Protection against a critical Drupal security bug
The authors of the Drupal CMS software recently announced a “highly critical” Drupal security bug (CVE-2014-3704). This vulnerability is being very widely exploited: If you use Drupal 7 on a server without protection, and you haven’t upgraded to Drupal 7.32, your site is soon going to be compromised (taken over by “hackers”).
To protect our customers who have installed Drupal, yesterday we added security rules to block the common attacks. And today, we “patched” the vulnerable “database.inc” file on every copy of Drupal on our servers, blocking the more complicated attacks that we expect to see in the future.

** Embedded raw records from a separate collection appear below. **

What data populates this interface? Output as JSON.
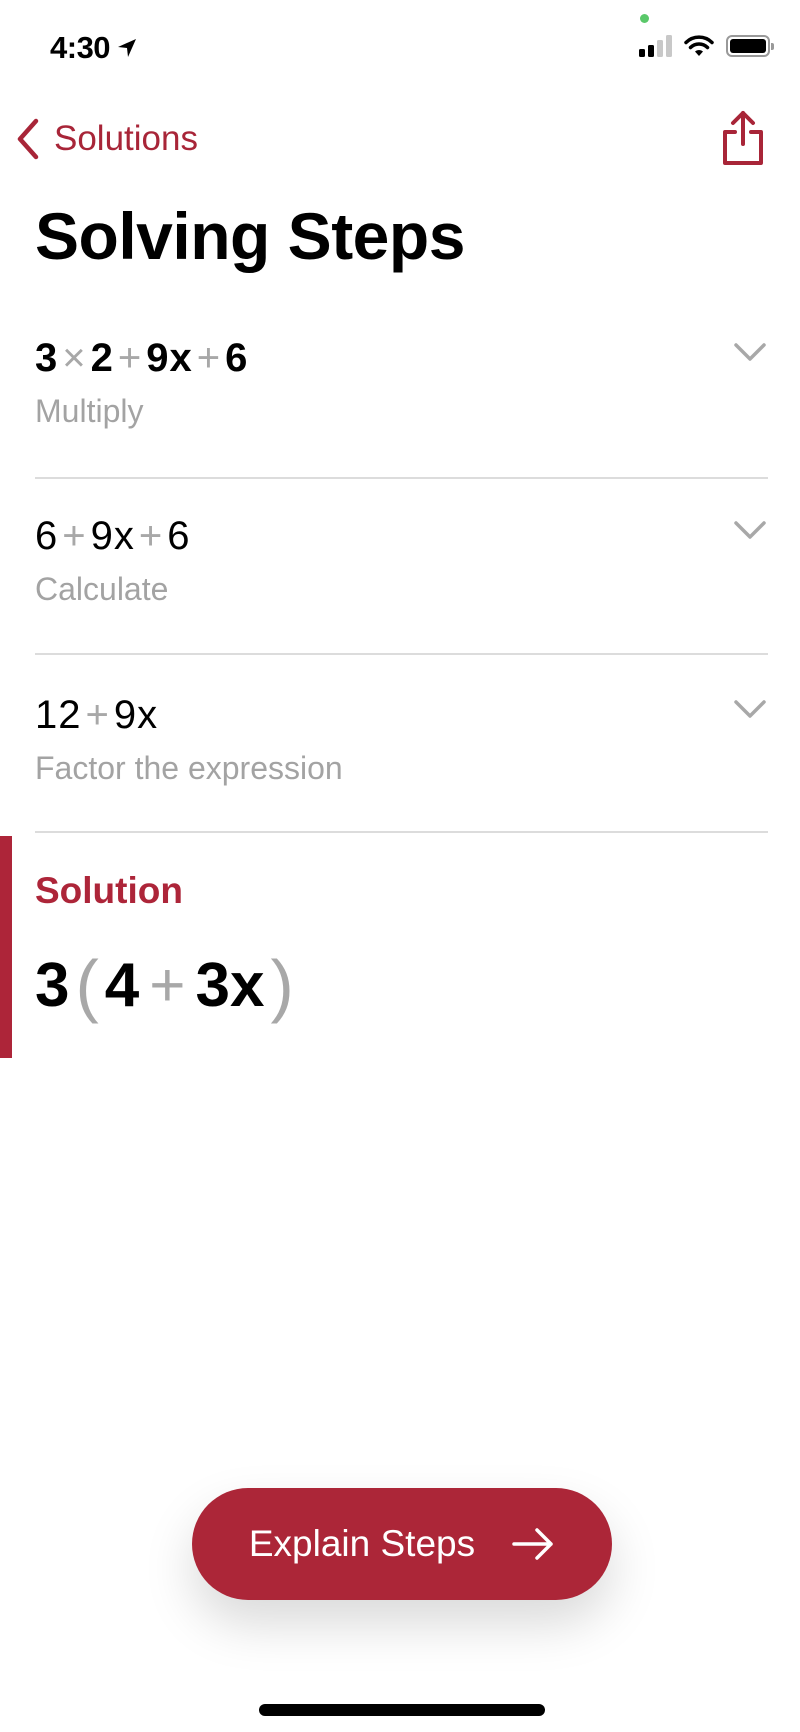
{
  "status_bar": {
    "time": "4:30",
    "location_icon": "location-arrow-icon",
    "signal_icon": "cellular-signal-icon",
    "wifi_icon": "wifi-icon",
    "battery_icon": "battery-icon",
    "signal_bars_active": 2,
    "signal_bars_total": 4
  },
  "nav": {
    "back_label": "Solutions",
    "back_icon": "chevron-left-icon",
    "share_icon": "share-icon"
  },
  "title": "Solving Steps",
  "steps": [
    {
      "expression_tokens": [
        {
          "t": "3",
          "op": false
        },
        {
          "t": "×",
          "op": true
        },
        {
          "t": "2",
          "op": false
        },
        {
          "t": "+",
          "op": true
        },
        {
          "t": "9x",
          "op": false
        },
        {
          "t": "+",
          "op": true
        },
        {
          "t": "6",
          "op": false
        }
      ],
      "expression": "3 × 2 + 9x + 6",
      "description": "Multiply",
      "bold": true
    },
    {
      "expression_tokens": [
        {
          "t": "6",
          "op": false
        },
        {
          "t": "+",
          "op": true
        },
        {
          "t": "9x",
          "op": false
        },
        {
          "t": "+",
          "op": true
        },
        {
          "t": "6",
          "op": false
        }
      ],
      "expression": "6 + 9x + 6",
      "description": "Calculate",
      "bold": false
    },
    {
      "expression_tokens": [
        {
          "t": "12",
          "op": false
        },
        {
          "t": "+",
          "op": true
        },
        {
          "t": "9x",
          "op": false
        }
      ],
      "expression": "12 + 9x",
      "description": "Factor the expression",
      "bold": false
    }
  ],
  "solution": {
    "label": "Solution",
    "expression": "3(4 + 3x)",
    "parts": {
      "coef": "3",
      "open": "(",
      "a": "4",
      "op": "+",
      "b": "3x",
      "close": ")"
    }
  },
  "explain_button": {
    "label": "Explain Steps",
    "icon": "arrow-right-icon"
  },
  "colors": {
    "accent": "#ad2539",
    "muted_text": "#a3a3a3",
    "divider": "#dcdcdc"
  }
}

So our customers are protected against this particular problem. But that doesn’t mean you shouldn’t upgrade Drupal: older versions also have other security bugs. So if you’ve installed the Drupal 7 software on your site, please make absolutely sure you’ve upgraded to version 7.32 today.

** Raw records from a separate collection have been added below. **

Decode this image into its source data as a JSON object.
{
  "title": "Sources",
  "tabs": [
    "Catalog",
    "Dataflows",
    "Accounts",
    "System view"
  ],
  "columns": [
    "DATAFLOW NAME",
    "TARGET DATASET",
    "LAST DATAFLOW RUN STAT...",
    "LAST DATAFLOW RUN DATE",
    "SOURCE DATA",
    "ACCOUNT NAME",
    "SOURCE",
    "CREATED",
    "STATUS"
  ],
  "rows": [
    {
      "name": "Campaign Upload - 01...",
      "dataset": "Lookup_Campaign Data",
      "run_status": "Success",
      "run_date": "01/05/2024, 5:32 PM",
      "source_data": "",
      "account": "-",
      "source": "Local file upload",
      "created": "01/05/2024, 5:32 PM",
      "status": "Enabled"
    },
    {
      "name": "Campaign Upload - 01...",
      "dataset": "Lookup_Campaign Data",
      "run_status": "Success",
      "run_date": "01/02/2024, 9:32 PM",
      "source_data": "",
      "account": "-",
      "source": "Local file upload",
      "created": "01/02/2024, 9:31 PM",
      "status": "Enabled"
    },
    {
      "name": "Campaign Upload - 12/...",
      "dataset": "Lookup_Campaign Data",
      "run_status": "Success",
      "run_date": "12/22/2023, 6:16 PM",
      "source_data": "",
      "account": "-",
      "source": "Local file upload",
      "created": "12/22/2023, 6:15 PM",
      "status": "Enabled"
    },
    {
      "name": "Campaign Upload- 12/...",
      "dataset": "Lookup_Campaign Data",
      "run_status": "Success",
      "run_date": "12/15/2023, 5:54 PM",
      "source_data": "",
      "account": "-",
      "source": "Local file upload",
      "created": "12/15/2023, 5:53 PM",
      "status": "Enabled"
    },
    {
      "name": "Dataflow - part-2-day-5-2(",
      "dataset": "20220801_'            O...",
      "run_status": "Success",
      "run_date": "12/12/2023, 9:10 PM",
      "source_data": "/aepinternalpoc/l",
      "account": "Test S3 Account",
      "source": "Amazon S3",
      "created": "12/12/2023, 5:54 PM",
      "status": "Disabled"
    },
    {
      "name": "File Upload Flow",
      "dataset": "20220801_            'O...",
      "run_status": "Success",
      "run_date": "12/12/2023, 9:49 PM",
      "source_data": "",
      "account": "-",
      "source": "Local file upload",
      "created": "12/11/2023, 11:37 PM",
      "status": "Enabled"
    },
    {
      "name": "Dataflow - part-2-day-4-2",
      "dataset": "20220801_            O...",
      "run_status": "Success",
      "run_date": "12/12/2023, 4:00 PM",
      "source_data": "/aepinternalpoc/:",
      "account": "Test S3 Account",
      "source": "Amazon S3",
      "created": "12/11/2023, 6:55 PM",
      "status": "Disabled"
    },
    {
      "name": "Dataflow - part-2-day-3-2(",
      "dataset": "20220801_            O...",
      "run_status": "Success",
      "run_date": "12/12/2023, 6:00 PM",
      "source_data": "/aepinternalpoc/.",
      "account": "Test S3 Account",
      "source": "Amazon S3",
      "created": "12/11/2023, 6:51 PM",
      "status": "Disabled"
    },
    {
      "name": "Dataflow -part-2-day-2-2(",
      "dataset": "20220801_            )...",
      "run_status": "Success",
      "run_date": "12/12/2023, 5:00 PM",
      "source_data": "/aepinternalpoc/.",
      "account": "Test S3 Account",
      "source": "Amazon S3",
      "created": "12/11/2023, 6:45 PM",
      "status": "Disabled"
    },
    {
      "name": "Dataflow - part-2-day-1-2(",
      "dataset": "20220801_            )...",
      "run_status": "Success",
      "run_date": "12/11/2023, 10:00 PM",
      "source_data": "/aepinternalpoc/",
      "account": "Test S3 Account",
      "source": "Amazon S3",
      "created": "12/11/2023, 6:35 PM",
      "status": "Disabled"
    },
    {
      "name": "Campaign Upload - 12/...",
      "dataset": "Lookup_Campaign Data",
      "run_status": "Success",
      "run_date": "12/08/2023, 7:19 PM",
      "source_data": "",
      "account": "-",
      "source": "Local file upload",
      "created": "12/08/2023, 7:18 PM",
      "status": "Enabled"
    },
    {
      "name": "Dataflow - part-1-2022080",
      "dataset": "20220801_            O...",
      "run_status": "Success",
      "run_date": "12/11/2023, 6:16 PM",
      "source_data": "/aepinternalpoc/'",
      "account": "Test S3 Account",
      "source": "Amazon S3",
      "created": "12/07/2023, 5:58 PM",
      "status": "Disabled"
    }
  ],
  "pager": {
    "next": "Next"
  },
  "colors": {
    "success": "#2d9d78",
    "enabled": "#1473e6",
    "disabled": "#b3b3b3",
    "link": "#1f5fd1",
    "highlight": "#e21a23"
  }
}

Can I see the mod_security rules?
Although our customers are fully protected, we’re often asked to share our mod_security rules when we post something like this. If you’re the technical person running a server for other people who use unpatched Drupal, these rules will stop the most common automated attacks against the Drupal login page:
SecRule SCRIPT_BASENAME "^(index\.php)?$" "deny,auditlog,chain"
SecRule ARGS:form_id "^user_login_block$" "chain"
SecRule ARGS_NAMES "^name\["
But note that other forms in Drupal are almost certainly vulnerable to the same bug, and these rules won’t catch them. Upgrading to 7.32 or patching the vulnerable “database.inc” file is the only proper fix.